──────── PROVIDED DATA

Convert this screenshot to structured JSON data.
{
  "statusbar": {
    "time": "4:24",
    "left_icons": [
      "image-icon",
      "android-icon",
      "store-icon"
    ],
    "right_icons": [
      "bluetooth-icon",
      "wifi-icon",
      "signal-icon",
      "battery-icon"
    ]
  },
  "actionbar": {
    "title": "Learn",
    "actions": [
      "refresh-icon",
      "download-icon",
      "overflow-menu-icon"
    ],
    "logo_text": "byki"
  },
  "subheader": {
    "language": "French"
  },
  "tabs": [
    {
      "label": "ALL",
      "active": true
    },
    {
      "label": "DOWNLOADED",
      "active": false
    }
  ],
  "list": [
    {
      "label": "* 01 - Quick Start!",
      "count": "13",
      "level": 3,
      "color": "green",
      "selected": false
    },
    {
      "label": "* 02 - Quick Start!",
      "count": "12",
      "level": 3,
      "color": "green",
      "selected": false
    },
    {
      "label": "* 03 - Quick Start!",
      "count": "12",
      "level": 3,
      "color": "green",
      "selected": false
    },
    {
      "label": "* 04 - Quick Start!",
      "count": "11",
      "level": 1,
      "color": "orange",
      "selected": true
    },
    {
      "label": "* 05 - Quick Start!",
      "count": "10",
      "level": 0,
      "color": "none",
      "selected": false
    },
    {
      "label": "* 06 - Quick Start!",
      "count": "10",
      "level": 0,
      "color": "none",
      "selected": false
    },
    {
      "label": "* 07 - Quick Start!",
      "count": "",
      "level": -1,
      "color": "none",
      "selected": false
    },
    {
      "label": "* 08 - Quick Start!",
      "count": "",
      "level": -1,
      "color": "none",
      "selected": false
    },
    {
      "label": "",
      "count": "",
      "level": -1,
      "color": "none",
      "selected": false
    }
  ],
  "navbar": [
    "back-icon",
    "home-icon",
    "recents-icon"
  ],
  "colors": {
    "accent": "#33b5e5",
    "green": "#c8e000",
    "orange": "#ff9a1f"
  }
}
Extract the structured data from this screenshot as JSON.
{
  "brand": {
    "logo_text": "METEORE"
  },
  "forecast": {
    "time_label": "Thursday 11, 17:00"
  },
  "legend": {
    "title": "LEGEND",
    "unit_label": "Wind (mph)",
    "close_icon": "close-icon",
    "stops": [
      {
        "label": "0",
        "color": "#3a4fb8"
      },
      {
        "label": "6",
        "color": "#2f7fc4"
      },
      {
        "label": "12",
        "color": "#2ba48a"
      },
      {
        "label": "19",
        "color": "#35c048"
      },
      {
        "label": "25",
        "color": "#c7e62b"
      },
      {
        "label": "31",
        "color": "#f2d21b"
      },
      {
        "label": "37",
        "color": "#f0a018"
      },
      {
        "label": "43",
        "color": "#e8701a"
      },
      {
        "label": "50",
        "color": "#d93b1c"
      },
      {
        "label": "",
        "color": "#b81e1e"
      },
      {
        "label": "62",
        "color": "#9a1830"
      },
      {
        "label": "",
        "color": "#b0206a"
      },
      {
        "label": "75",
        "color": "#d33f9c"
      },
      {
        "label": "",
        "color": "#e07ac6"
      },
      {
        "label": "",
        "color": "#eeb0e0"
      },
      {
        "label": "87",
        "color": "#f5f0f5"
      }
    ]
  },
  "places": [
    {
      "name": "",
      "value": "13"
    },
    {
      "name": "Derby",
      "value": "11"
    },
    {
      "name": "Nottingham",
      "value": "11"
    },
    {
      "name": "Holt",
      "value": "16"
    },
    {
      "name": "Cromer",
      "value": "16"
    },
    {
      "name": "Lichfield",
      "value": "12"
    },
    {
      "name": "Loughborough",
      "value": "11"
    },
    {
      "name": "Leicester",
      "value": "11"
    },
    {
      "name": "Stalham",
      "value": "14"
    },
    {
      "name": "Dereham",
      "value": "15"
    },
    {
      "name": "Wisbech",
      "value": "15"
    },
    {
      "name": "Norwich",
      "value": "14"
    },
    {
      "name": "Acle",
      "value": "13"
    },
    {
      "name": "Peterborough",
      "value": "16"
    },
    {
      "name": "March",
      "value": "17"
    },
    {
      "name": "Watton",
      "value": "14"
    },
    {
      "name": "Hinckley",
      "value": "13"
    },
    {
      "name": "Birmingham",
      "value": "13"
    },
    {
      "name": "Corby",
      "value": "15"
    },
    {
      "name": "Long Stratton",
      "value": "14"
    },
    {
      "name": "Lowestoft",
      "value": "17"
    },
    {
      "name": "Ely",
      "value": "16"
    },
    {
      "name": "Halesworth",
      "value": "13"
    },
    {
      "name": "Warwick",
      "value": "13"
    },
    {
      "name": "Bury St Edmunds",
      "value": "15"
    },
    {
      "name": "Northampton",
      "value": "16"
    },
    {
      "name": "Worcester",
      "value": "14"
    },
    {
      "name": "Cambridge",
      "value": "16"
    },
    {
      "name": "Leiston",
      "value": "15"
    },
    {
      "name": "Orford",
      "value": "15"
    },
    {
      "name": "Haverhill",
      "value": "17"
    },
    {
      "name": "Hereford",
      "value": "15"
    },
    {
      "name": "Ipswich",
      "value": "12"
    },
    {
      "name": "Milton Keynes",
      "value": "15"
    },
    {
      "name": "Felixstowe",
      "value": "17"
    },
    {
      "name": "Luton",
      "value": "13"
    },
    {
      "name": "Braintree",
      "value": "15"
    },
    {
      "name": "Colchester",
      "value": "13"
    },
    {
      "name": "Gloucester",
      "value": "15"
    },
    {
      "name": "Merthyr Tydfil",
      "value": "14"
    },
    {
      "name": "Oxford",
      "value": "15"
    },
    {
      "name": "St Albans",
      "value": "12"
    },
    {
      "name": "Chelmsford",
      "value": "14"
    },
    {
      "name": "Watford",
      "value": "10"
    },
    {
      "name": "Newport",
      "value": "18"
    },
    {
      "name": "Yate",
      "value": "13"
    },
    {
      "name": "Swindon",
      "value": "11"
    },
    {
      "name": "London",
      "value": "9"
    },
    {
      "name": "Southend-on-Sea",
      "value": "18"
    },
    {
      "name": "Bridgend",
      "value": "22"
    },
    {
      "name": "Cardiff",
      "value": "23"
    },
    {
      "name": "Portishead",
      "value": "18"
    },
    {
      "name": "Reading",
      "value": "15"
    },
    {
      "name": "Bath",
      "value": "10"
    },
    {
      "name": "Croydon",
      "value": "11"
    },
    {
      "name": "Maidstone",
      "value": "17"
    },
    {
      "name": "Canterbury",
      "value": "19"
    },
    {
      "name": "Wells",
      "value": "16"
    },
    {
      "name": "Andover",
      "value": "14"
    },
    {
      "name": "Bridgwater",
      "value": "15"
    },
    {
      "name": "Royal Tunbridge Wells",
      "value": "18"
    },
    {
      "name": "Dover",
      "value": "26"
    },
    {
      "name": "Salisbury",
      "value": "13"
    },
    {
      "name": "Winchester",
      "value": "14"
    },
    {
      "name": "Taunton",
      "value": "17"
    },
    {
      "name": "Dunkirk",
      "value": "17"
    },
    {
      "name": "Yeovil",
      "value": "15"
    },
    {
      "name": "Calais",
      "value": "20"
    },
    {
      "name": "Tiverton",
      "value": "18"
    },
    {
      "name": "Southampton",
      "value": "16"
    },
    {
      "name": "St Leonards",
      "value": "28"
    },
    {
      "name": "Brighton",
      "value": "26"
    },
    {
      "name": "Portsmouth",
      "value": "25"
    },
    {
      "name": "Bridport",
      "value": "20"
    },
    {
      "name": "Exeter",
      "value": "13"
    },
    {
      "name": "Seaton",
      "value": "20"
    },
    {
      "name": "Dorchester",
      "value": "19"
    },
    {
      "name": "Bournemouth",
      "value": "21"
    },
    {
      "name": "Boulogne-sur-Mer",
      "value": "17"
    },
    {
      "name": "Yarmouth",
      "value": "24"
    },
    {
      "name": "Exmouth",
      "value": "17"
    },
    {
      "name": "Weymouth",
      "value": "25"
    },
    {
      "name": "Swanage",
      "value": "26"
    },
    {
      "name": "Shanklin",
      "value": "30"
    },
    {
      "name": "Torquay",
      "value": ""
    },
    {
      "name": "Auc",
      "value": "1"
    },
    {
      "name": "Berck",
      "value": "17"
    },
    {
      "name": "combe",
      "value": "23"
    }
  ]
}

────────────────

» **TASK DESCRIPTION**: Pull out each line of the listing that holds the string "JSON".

» **EXERCISE SOLUTION**:
Convert this screenshot to structured JSON data.
Extract the structured data from this screenshot as JSON.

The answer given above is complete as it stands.